START The data
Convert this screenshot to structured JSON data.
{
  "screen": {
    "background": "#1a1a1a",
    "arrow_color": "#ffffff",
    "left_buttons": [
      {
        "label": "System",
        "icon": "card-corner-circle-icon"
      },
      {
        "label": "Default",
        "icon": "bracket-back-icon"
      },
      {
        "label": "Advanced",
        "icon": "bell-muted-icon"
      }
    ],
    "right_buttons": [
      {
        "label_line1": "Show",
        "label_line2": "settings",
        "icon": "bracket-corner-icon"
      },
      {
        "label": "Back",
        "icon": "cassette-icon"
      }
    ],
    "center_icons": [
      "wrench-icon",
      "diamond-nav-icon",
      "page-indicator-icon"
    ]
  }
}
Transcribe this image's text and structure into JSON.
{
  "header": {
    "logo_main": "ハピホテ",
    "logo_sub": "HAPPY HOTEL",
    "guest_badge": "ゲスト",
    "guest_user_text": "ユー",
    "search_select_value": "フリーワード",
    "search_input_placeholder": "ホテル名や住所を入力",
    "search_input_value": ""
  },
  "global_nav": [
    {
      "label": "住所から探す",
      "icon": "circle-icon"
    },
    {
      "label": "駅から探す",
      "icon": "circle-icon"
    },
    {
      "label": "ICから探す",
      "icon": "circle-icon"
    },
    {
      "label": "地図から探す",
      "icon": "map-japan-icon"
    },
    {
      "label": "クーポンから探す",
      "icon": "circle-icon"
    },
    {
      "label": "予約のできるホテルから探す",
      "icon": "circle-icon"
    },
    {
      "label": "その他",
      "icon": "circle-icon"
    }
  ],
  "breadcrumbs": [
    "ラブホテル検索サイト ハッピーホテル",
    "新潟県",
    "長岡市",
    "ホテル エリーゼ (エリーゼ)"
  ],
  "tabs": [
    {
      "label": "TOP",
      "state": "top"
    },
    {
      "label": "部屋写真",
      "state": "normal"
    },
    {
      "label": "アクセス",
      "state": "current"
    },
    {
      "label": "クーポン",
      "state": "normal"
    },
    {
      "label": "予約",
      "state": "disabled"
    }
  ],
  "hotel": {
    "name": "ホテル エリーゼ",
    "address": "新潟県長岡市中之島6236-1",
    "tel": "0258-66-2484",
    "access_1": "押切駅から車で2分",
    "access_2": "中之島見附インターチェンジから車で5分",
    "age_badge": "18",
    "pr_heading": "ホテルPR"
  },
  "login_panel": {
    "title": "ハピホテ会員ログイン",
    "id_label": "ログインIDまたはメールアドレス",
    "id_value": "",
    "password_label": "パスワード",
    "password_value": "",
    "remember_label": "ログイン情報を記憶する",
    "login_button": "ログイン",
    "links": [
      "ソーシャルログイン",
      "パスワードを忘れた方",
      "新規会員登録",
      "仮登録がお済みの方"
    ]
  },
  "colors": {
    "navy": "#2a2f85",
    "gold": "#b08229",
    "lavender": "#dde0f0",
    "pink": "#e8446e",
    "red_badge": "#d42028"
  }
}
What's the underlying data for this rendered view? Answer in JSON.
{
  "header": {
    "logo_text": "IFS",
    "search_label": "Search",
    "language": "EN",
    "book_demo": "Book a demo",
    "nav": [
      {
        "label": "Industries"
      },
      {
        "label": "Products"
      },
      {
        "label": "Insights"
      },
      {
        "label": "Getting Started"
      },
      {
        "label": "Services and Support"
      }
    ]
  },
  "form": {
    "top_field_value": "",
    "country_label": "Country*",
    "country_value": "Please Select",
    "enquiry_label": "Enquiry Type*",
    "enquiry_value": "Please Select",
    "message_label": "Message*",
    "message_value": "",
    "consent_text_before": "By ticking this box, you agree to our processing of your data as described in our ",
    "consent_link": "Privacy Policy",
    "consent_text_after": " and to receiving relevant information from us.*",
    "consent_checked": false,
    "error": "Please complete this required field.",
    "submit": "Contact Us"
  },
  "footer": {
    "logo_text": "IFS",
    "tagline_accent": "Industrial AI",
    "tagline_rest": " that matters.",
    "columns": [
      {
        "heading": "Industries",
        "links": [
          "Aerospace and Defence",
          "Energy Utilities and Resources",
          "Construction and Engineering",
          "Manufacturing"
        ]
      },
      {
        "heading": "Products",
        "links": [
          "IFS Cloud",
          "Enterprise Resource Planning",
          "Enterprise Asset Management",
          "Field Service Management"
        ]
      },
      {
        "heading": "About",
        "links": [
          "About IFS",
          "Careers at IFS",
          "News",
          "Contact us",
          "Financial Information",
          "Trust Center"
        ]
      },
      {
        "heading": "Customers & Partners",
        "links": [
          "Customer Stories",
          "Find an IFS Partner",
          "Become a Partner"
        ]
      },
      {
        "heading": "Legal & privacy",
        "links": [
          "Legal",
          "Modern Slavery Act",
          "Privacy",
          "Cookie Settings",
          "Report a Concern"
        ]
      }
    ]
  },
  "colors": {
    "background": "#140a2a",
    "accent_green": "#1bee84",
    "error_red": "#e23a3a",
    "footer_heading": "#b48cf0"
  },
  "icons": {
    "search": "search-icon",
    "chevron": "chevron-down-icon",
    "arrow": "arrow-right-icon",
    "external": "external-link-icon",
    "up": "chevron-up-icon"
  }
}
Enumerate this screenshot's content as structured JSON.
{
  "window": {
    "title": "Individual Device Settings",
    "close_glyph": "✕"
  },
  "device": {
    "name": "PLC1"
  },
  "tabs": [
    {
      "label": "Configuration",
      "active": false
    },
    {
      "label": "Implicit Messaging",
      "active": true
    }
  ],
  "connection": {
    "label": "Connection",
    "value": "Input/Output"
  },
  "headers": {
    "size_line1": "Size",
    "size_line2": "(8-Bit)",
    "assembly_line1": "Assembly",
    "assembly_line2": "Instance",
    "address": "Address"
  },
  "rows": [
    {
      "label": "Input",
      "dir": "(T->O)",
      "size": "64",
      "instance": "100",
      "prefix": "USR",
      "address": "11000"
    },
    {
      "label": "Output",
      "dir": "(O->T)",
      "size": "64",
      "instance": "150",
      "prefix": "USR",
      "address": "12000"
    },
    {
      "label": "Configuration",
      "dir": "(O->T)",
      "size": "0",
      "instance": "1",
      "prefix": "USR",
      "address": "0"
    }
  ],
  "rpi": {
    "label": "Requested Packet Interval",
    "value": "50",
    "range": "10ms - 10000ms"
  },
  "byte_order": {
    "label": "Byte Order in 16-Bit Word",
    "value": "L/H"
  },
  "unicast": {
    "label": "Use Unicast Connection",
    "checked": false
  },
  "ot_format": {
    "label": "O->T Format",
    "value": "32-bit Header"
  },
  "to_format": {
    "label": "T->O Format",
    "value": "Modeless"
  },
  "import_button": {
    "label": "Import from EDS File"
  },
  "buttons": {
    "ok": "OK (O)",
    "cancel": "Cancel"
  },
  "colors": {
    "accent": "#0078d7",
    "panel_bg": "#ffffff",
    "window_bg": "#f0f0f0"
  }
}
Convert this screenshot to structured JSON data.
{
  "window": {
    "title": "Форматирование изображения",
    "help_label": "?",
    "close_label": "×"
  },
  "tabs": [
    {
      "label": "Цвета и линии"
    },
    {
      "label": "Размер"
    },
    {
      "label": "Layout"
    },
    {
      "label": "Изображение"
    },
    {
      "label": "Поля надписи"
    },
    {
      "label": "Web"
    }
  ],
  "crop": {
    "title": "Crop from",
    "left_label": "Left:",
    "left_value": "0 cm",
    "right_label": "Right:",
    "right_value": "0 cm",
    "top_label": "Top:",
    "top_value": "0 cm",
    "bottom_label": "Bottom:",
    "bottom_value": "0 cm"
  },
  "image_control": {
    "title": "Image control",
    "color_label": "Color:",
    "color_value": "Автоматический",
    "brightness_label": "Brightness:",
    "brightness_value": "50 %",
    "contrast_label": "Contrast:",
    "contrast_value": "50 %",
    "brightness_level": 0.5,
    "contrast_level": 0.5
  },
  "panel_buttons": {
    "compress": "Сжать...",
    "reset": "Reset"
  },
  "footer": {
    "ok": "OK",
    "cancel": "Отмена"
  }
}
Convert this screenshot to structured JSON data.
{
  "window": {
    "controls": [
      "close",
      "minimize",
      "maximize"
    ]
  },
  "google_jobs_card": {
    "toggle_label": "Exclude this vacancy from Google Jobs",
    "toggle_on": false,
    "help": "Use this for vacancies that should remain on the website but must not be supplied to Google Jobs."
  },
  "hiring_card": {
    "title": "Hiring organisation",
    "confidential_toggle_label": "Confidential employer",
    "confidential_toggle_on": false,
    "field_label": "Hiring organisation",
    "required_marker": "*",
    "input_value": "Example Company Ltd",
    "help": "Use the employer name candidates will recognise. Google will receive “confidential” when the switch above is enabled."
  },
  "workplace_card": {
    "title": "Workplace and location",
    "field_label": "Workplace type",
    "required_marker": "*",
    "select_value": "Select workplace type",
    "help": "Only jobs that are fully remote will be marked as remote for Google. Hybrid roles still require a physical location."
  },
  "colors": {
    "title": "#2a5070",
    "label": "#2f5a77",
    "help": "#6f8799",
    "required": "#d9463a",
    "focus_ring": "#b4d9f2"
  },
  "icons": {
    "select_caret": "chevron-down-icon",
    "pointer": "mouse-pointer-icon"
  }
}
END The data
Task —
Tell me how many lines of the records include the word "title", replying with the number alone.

Exercise output —
8